What is systems engineering? What is program management? Depending upon the person who responds to these questions, the answers could vary considerably. But in the end, these questions are not the most critical ones that need to be answered.
The International Council on Systems Engineering (INCOSE) and the Project Management Institute (PMI®) believe that program management and systems engineering share vital objectives:
- Delivering value and benefit to customers and end users;
- Integrating the required experience, knowledge, and roles to successfully achieve objectives and complete initiatives; and
- Functioning effectively in a more complex environment where program requirements and outcomes are not clearly defined or have numerous components to manage.
INCOSE and PMI believe that through strong collaboration, the two organizations can help their practitioner communities achieve their shared objectives.
The Cultural Barrier
For many years, a cultural barrier has been growing between practitioners of systems engineering and of program management. While program management has overall program accountability and systems engineering has accountability for the technical and systems elements of the program, some systems engineers and program managers have developed the mindset that their work activities are separate from each other rather than part of an organic whole. Consequently, work often costs more, takes longer, and provides a suboptimal solution for the customer or end user.
The leaders of INCOSE and PMI believe this cultural barrier and mindset can and must be overcome. By working together, the organizations hope to foster a team approach that will benefit their members and their organizations, and ultimately the stakeholders who depend on them.
Historically, program managers and systems engineers have viewed the stakeholder problem entirely from within their own disciplinary perspectives (see Exhibit 1). As a result, the two groups have applied distinctly different approaches to the key work—managing the planning and implementation, defining the components and their interactions, building the components, and integrating the components.
Instead of seeing that both groups have a shared responsibility for the work, the focus often shifts from the customer or end user to the individual practitioner’s perceived professional “turf.” As a result, “disintegration” can occur in the following ways:
- Costs and schedules are developed independently of the technical scope and lack reliability.
- Work and effort are duplicated, and program team members often receive conflicting direction.
- Requirements are tracked and managed separately, often resulting in something different from what the customer or end user expects.
The disintegration between the systems engineering and program management processes produces a “solution” that is less than optimal.

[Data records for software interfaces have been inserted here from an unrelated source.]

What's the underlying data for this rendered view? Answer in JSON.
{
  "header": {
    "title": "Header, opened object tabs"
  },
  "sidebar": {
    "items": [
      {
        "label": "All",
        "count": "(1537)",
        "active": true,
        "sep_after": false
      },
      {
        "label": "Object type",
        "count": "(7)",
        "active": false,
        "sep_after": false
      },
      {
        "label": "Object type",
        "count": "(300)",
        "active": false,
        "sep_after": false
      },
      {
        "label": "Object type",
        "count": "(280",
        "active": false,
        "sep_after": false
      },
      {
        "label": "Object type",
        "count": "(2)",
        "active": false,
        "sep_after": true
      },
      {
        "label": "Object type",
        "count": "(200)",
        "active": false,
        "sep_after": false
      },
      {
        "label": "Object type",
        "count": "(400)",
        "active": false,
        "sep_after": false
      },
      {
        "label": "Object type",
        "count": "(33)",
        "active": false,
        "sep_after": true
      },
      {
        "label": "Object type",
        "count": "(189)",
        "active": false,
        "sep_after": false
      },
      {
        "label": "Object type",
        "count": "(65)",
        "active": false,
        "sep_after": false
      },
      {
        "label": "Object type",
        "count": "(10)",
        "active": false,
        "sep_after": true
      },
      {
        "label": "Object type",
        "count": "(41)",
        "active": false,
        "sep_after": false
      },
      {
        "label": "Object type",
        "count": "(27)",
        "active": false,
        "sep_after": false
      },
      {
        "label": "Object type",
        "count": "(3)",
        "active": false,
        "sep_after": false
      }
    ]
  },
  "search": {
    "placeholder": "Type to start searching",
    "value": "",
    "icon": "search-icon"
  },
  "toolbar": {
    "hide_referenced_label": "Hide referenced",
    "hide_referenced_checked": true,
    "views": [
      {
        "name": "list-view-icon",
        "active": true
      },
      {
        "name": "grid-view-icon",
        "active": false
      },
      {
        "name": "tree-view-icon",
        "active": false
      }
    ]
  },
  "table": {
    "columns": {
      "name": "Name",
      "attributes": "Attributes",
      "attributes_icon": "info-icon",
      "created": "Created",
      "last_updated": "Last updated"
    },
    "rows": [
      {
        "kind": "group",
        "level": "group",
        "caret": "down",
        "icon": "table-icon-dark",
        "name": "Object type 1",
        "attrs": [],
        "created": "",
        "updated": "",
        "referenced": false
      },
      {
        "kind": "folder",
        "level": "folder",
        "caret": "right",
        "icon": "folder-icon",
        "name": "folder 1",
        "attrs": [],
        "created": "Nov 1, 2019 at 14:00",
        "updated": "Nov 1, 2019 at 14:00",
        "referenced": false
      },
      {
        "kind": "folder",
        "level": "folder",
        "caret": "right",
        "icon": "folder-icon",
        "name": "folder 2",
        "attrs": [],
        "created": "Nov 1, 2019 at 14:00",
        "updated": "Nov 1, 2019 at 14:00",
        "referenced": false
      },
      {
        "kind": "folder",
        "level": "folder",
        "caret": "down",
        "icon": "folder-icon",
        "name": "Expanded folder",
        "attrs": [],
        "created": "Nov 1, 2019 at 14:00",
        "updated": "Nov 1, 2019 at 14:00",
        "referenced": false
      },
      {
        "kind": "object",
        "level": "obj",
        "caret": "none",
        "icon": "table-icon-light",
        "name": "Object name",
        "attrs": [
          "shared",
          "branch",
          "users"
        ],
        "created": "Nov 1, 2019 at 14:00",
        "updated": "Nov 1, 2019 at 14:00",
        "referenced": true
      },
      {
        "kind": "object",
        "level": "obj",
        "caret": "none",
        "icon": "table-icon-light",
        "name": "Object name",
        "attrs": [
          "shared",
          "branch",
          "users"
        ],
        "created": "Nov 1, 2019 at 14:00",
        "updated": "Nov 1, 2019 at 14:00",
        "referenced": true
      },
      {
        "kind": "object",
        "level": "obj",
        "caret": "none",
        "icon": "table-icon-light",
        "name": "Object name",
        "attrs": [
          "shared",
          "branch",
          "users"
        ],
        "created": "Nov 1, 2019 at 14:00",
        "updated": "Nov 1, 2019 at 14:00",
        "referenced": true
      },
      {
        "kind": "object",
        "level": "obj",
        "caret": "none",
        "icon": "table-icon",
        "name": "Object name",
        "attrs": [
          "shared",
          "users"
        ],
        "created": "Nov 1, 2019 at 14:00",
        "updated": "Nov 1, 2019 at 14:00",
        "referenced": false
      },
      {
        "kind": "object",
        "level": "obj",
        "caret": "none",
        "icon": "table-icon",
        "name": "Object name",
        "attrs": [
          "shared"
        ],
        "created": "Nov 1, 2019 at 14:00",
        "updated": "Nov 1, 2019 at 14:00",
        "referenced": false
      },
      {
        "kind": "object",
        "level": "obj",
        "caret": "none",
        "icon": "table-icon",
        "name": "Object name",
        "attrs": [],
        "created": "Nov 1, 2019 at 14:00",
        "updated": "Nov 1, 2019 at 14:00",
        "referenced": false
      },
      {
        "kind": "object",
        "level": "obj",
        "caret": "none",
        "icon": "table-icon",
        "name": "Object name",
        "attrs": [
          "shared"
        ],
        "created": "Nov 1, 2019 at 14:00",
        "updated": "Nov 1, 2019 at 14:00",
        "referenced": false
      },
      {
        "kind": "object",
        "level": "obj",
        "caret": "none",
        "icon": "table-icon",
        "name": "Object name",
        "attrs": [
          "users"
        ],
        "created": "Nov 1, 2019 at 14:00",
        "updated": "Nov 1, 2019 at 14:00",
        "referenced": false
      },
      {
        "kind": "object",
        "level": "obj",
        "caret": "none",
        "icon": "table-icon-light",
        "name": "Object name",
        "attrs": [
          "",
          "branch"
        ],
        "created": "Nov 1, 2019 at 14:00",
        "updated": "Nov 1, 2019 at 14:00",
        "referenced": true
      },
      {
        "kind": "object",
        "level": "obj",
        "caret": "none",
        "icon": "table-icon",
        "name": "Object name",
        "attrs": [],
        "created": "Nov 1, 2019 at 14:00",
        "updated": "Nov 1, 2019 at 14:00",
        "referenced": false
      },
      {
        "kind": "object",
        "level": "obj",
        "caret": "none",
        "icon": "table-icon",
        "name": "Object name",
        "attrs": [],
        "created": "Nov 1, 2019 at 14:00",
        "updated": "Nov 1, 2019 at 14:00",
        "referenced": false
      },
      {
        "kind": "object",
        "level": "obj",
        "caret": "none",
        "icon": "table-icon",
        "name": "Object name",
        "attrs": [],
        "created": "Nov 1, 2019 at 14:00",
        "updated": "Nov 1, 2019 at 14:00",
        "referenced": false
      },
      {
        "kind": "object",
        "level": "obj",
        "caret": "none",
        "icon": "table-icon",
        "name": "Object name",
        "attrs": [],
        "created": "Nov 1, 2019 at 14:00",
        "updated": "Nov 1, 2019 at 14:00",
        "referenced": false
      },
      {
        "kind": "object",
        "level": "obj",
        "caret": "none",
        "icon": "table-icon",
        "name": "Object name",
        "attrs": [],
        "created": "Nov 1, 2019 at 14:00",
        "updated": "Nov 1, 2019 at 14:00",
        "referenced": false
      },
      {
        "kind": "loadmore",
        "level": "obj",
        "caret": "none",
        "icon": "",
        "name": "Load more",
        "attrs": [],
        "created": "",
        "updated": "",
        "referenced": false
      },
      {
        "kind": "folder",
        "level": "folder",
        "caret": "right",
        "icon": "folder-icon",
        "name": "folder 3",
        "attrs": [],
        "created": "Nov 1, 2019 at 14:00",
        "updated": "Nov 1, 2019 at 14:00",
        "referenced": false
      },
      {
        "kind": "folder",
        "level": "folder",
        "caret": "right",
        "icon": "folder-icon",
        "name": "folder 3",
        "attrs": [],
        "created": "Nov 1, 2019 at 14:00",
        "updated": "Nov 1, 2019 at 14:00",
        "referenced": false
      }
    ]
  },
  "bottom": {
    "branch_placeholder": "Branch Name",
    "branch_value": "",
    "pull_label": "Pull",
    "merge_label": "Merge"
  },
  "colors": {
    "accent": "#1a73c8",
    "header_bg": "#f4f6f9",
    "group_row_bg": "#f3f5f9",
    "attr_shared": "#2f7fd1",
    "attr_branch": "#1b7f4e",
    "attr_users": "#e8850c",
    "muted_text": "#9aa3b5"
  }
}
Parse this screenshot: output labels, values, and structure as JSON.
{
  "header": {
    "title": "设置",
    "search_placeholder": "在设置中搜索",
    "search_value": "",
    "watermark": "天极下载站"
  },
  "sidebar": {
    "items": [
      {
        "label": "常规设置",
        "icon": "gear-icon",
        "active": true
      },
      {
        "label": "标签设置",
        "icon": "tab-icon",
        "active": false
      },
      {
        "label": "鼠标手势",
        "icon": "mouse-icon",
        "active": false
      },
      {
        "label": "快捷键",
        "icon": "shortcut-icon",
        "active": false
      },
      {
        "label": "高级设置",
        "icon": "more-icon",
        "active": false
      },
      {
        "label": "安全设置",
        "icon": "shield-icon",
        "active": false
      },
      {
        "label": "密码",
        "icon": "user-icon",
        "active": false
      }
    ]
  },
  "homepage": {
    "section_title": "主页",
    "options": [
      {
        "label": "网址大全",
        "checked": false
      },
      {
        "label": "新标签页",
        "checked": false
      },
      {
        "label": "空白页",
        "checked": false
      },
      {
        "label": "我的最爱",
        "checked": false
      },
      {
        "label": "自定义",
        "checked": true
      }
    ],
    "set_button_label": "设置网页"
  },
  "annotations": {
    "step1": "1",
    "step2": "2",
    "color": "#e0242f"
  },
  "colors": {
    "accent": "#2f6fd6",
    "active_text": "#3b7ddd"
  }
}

The work quite often exceeds budgets and timetables. The primary purpose of successful program-management processes and perhaps even the delivery of the technical requirements are comprised. And the customer or user is dissatisfied.
A New Mindset
What is required is a different mindset, one that redefines professionalism as achieving the mission and having a satisfied customer or end user versus struggling to protect turf. Systems engineers and program managers bring unique skills and experiences to the programs on which they work. Those unique capabilities are essential for the successful execution of the program, as are the skills and capabilities of team members from other disciplines (such as cost accounting, legal services, and procurement). However, there is also a “shared space” where program managers and systems engineers collaborate to drive the program team’s performance and success. That shared space includes, but may not be limited to, such capabilities as these:
- Collaboration and teamwork
- Sustained focus on mission
- Risk management
- Configuration management
This new mindset recognizes that there cannot be two separate views of the stakeholder problem, but rather a single one that incorporates all elements of the program (see Exhibit 2). This mindset requires that practitioners have the attitude and desire to engage in the “shared space.”
What emerges is an understanding that all of the work is relevant to both groups, and that the delivery of stakeholder value requires an appropriate contribution from both areas of professional expertise. Each discipline would also benefit from an understanding of the other’s discipline. It is imperative that each group have a minor focus in the processes of the other’s — in much the same way many university students in the United States have both major and minor areas of study.
Translating the New Mindset into Collaboration
The analogy of the university student with a major and minor area of study can be a template for the approach that INCOSE and PMI might take to break down the cultural barrier that separates their practitioner communities. The two organizations can work together to use the resources they have developed for their “major” curricula to create “minor” curricula for members of the other group. Most importantly, the two organizations can collaborate on activities that will help shift the focus to the “shared space” and to the capabilities that practitioners of both disciplines need to sustain an integrated focus on achieving the mission.
In this way, program managers and systems engineers will develop an appreciation for the dual roles that each group must play and will gain an understanding that they are like two interlocking pieces of a puzzle. When they are separate, only partial views of reality can be seen. Only when they are synergistically brought together can the larger picture become clear, and the puzzle can be solved. The whole can become greater than the sum of its parts. INCOSE and PMI have begun developing plans to work together toward the “future view” and will be releasing more details at the appropriate times.